On 4 February 2014 NHS England (Wessex) facilitated a meeting between:
- On the one side, three senior officials from NHS England (Wessex), a senior official from the Department of Health, the CEO of Southampton CCG, a patient’s private responsible medical Consultant and the patient, (for brevity, “the complainants”): complainants’ names redacted in both images.
- On the other side, Sue Harriman, Southern Health’s Chief Operating Officer; her ‘minder’ Louise Felice; Dawn Baxendale, Chief Executive of Southampton City Council’s; and her ‘minder’ Carol Binns, (for brevity, “the defendants”). Both ‘minders’ had the word, “Director” in their job titles. ‘Director’ has legal significance: it a key feature to establish corporate misconduct and similar.
Katrina Percy was notable only by her absence: NHS England had invited CEOs but KP went AWOL, as appears to be normal practice.
The meeting identified several areas for the defendants to act upon, exposing the dishonesty in Harriman and Percy asking Deloitte LLP to amend a draft letter to the Department of Health and Southampton CCG in advance of the meeting to give exactly the opposite impression. (See previous post, ‘Deloitterers‘).
The patient provided additional information by email. Yet just eight days after the meeting, before the defendants had responded, Felice effectively ‘binned’ the emails by invoking a persistent and unreasonable complaints, (effectively the ‘we know we’ve lost but want to close him down) policy – known to patients as ‘robust complainant policy’ – in full knowledge of Harriman: moreover she implicitly incites Baxendale to do likewise and tried to draw the Chief Officer of NHS England Wessex into the conspiracy too.

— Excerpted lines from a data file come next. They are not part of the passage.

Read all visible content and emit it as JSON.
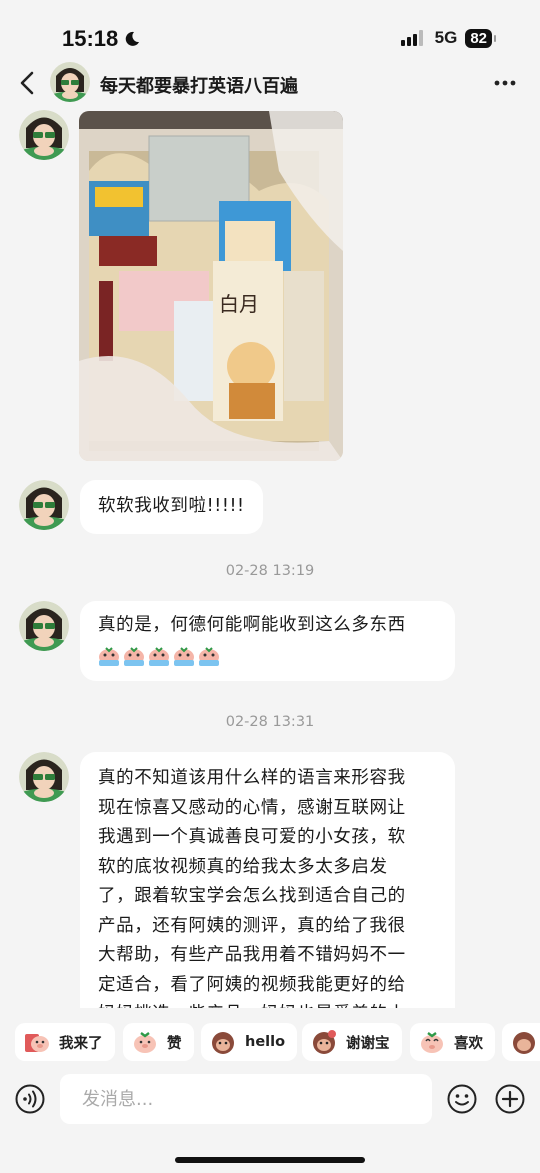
{
  "status_bar": {
    "time": "15:18",
    "network": "5G",
    "battery": "82"
  },
  "header": {
    "title": "每天都要暴打英语八百遍"
  },
  "messages": [
    {
      "type": "image",
      "alt": ""
    },
    {
      "type": "text",
      "text": "软软我收到啦!!!!!"
    },
    {
      "type": "timestamp",
      "text": "02-28 13:19"
    },
    {
      "type": "text",
      "text": "真的是，何德何能啊能收到这么多东西",
      "emoji_count": 5
    },
    {
      "type": "timestamp",
      "text": "02-28 13:31"
    },
    {
      "type": "text",
      "lines": [
        "真的不知道该用什么样的语言来形容我",
        "现在惊喜又感动的心情，感谢互联网让",
        "我遇到一个真诚善良可爱的小女孩，软",
        "软的底妆视频真的给我太多太多启发",
        "了，跟着软宝学会怎么找到适合自己的",
        "产品，还有阿姨的测评，真的给了我很",
        "大帮助，有些产品我用着不错妈妈不一",
        "定适合，看了阿姨的视频我能更好的给",
        "妈妈挑选一些产品，妈妈也是爱美的小"
      ]
    }
  ],
  "quick_replies": [
    {
      "label": "我来了",
      "icon": "pig-waving-icon"
    },
    {
      "label": "赞",
      "icon": "pig-thumbs-up-icon"
    },
    {
      "label": "hello",
      "icon": "monkey-hello-icon"
    },
    {
      "label": "谢谢宝",
      "icon": "monkey-thanks-icon"
    },
    {
      "label": "喜欢",
      "icon": "pig-love-icon"
    }
  ],
  "input": {
    "placeholder": "发消息..."
  },
  "colors": {
    "background": "#f4f4f4",
    "bubble": "#ffffff",
    "timestamp": "#999999"
  }
}
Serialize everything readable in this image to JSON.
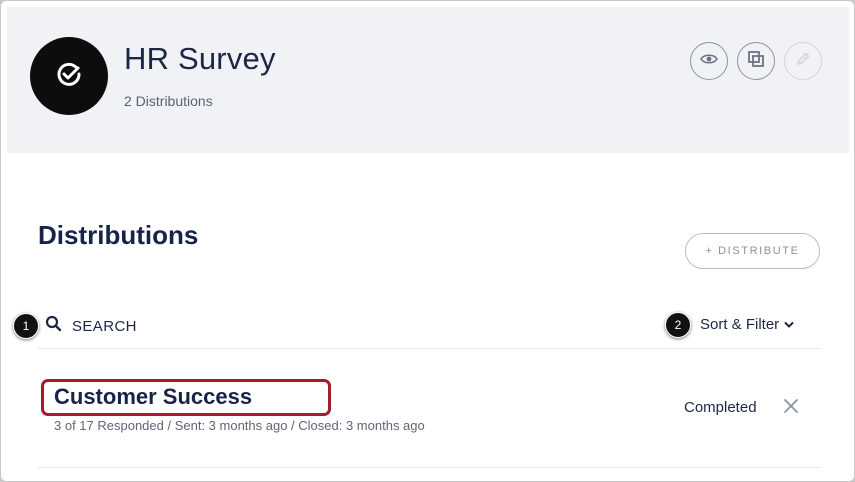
{
  "survey": {
    "title": "HR Survey",
    "subtitle": "2 Distributions",
    "avatar_icon": "check-circle-icon"
  },
  "header_actions": [
    {
      "name": "preview-button",
      "icon": "eye-icon",
      "enabled": true
    },
    {
      "name": "copy-button",
      "icon": "copy-icon",
      "enabled": true
    },
    {
      "name": "edit-button",
      "icon": "pencil-icon",
      "enabled": false
    }
  ],
  "section": {
    "title": "Distributions",
    "distribute_label": "+ DISTRIBUTE"
  },
  "toolbar": {
    "search_label": "SEARCH",
    "sort_filter_label": "Sort & Filter"
  },
  "callouts": {
    "search": "1",
    "sort": "2"
  },
  "distributions": [
    {
      "name": "Customer Success",
      "meta": "3 of 17 Responded  /  Sent: 3 months ago  /  Closed: 3 months ago",
      "status": "Completed"
    }
  ],
  "colors": {
    "header_bg": "#f1f2f6",
    "title_text": "#18234a",
    "highlight_border": "#a11d2b"
  }
}
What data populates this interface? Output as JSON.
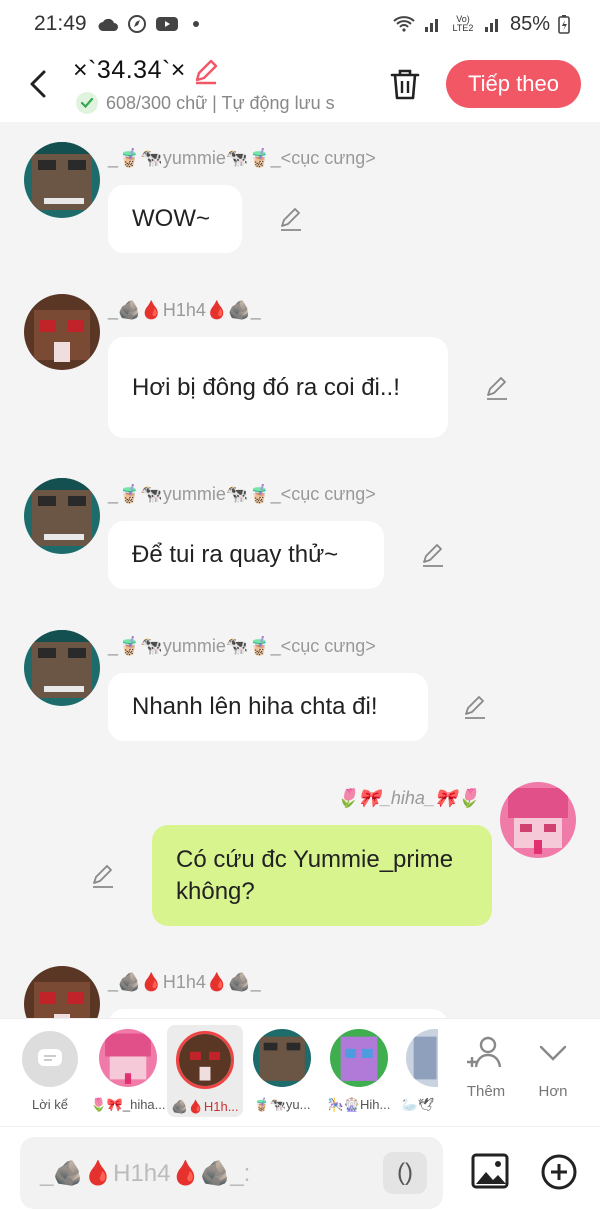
{
  "status": {
    "time": "21:49",
    "battery": "85%",
    "net_label": "Vo) LTE2"
  },
  "header": {
    "title": "×`34.34`×",
    "subtitle": "608/300 chữ | Tự động lưu s",
    "next_label": "Tiếp theo",
    "accent": "#f25766"
  },
  "messages": [
    {
      "sender": "_🧋🐄yummie🐄🧋_<cục cưng>",
      "text": "WOW~"
    },
    {
      "sender": "_🪨🩸H1h4🩸🪨_",
      "text": "Hơi bị đông đó ra coi đi..!"
    },
    {
      "sender": "_🧋🐄yummie🐄🧋_<cục cưng>",
      "text": "Để tui ra quay thử~"
    },
    {
      "sender": "_🧋🐄yummie🐄🧋_<cục cưng>",
      "text": "Nhanh lên hiha chta đi!"
    },
    {
      "sender": "🌷🎀_hiha_🎀🌷",
      "text": "Có cứu đc Yummie_prime không?"
    },
    {
      "sender": "_🪨🩸H1h4🩸🪨_",
      "text": ""
    }
  ],
  "characters": {
    "suggest_label": "Lời kể",
    "items": [
      {
        "label": "🌷🎀_hiha..."
      },
      {
        "label": "🪨🩸H1h..."
      },
      {
        "label": "🧋🐄yu..."
      },
      {
        "label": "🎠🎡Hih..."
      },
      {
        "label": "🦢🕊"
      }
    ],
    "more_label": "Thêm",
    "other_label": "Hơn"
  },
  "input": {
    "placeholder": "_🪨🩸H1h4🩸🪨_:",
    "paren_label": "()"
  },
  "colors": {
    "my_bubble": "#d8f48e",
    "other_bubble": "#ffffff",
    "background": "#f4f4f4"
  }
}
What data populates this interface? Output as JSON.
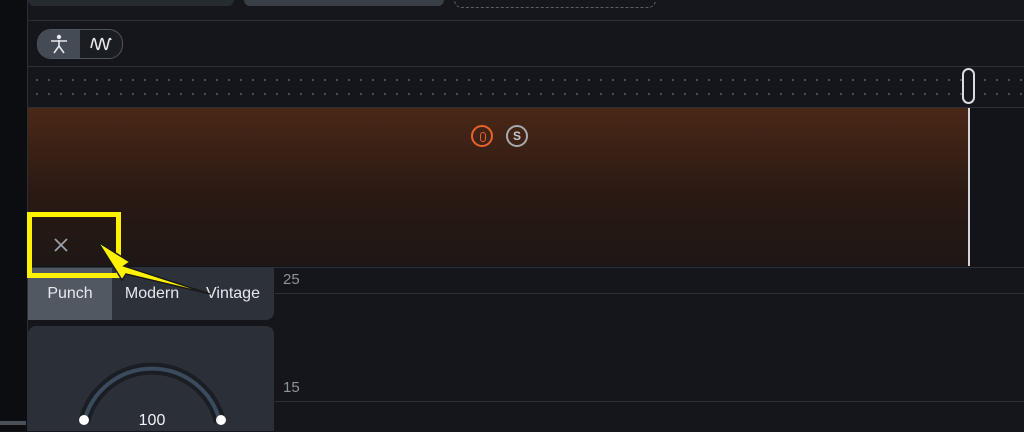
{
  "icons": {
    "figure": "figure-icon",
    "waveform": "waveform-icon",
    "record": "record-icon",
    "solo": "solo-icon",
    "close": "close-icon"
  },
  "track": {
    "solo_label": "S"
  },
  "presets": {
    "items": [
      "Punch",
      "Modern",
      "Vintage"
    ],
    "selected": "Punch"
  },
  "meter": {
    "labels": [
      "25",
      "15"
    ]
  },
  "knob": {
    "value": "100"
  },
  "colors": {
    "accent_record": "#e8622c",
    "highlight": "#fff200"
  }
}
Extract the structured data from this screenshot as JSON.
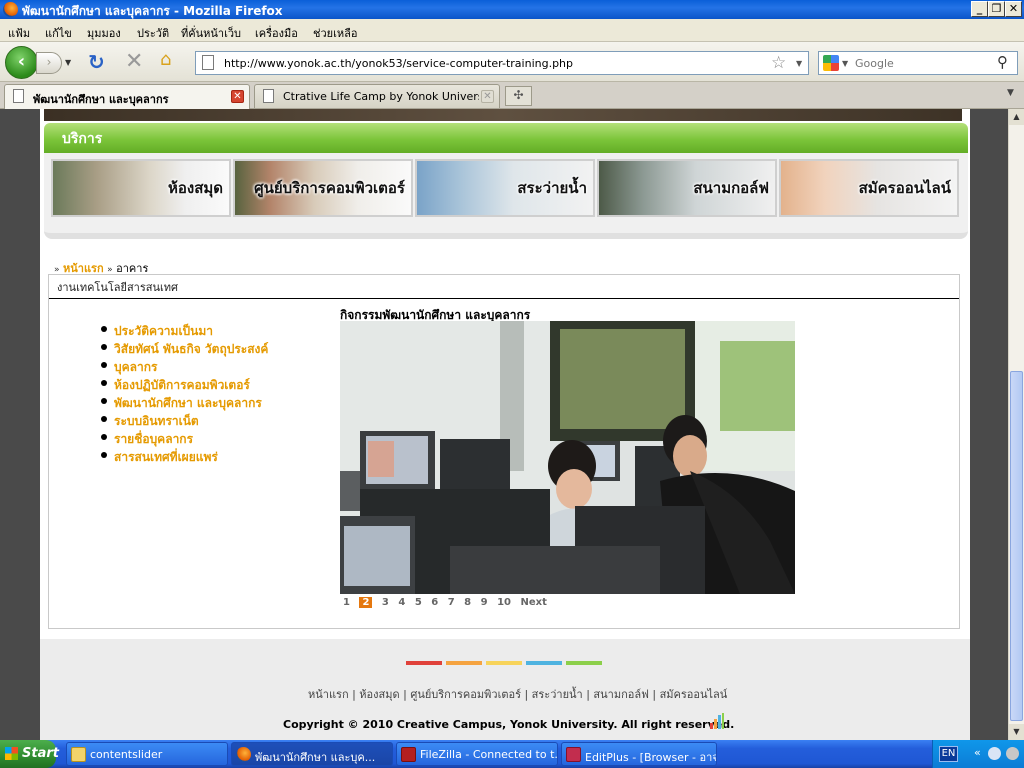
{
  "window": {
    "title": "พัฒนานักศึกษา และบุคลากร - Mozilla Firefox",
    "btn_min": "_",
    "btn_max": "❐",
    "btn_close": "✕"
  },
  "menu": [
    "แฟ้ม",
    "แก้ไข",
    "มุมมอง",
    "ประวัติ",
    "ที่คั่นหน้าเว็บ",
    "เครื่องมือ",
    "ช่วยเหลือ"
  ],
  "nav": {
    "url": "http://www.yonok.ac.th/yonok53/service-computer-training.php",
    "search_placeholder": "Google"
  },
  "tabs": [
    {
      "label": "พัฒนานักศึกษา และบุคลากร",
      "active": true
    },
    {
      "label": "Ctrative Life Camp by Yonok University...",
      "active": false
    }
  ],
  "page": {
    "section_header": "บริการ",
    "banners": [
      "ห้องสมุด",
      "ศูนย์บริการคอมพิวเตอร์",
      "สระว่ายน้ำ",
      "สนามกอล์ฟ",
      "สมัครออนไลน์"
    ],
    "breadcrumb": {
      "home": "หน้าแรก",
      "current": "อาคาร"
    },
    "section_title": "งานเทคโนโลยีสารสนเทศ",
    "side_menu": [
      "ประวัติความเป็นมา",
      "วิสัยทัศน์ พันธกิจ วัตถุประสงค์",
      "บุคลากร",
      "ห้องปฏิบัติการคอมพิวเตอร์",
      "พัฒนานักศึกษา และบุคลากร",
      "ระบบอินทราเน็ต",
      "รายชื่อบุคลากร",
      "สารสนเทศที่เผยแพร่"
    ],
    "activity_title": "กิจกรรมพัฒนานักศึกษา และบุคลากร",
    "pager": {
      "pages": [
        "1",
        "2",
        "3",
        "4",
        "5",
        "6",
        "7",
        "8",
        "9",
        "10"
      ],
      "current": "2",
      "next": "Next"
    },
    "footer_links": "หน้าแรก | ห้องสมุด | ศูนย์บริการคอมพิวเตอร์ | สระว่ายน้ำ | สนามกอล์ฟ | สมัครออนไลน์",
    "copyright": "Copyright © 2010 Creative Campus, Yonok University. All right reserved.",
    "footer_colors": [
      "#e0413a",
      "#f5a340",
      "#f7d35a",
      "#4fb3e0",
      "#8ccf4a"
    ]
  },
  "taskbar": {
    "start": "Start",
    "tasks": [
      "contentslider",
      "พัฒนานักศึกษา และบุค...",
      "FileZilla - Connected to t...",
      "EditPlus - [Browser - อาจ..."
    ],
    "lang": "EN",
    "tray_expand": "«"
  }
}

Subsequently, the defendants reverted to the complainants in writing, inter alia denying that ‘missing’ documents existed. When the patient complained, Felice not only re-invoked the robust complainant policy but, in a deliberate attempt to blacken the patient’s reputation, also sent an email to Baxendale suggesting she forwarded it to the Local Government Ombudsman.
What a snide and dirty little stunt!
Despite this, the truth eventually was out: SHNFT admitted to ‘accidentally’ destroying two key documents containing evidence of professional misconduct – unlawful detention and assault, causing actual bodily harm to a seizure/suspected stroke patient.
It cost Southern Health £1,000 in compensation (which did nothing to restore the evidence for the General Medical Council and others).
Astonishingly, but perhaps unsurprisingly at £500 per missing page, Southern Health (in the same letter from Harriman) restated the robust complainant policy to continue to deny the data subject access to his data for a further two years, despite advice from several official authorities that this was improper conduct.
Clearly the ‘Quality care, when and where you need it’ strapline does not apply to robust complainants, victims identified in the Mazars Review and elsewhere. And especially if the patient produced at the Bored Meeting on 26 January 2016 is the best example of ‘quality and care, when and where you need it’ that Southern Health can find – another publicity stunt that back-fired spectacularly [details confidential].
Note to self: must do a post on Baxendale sometime.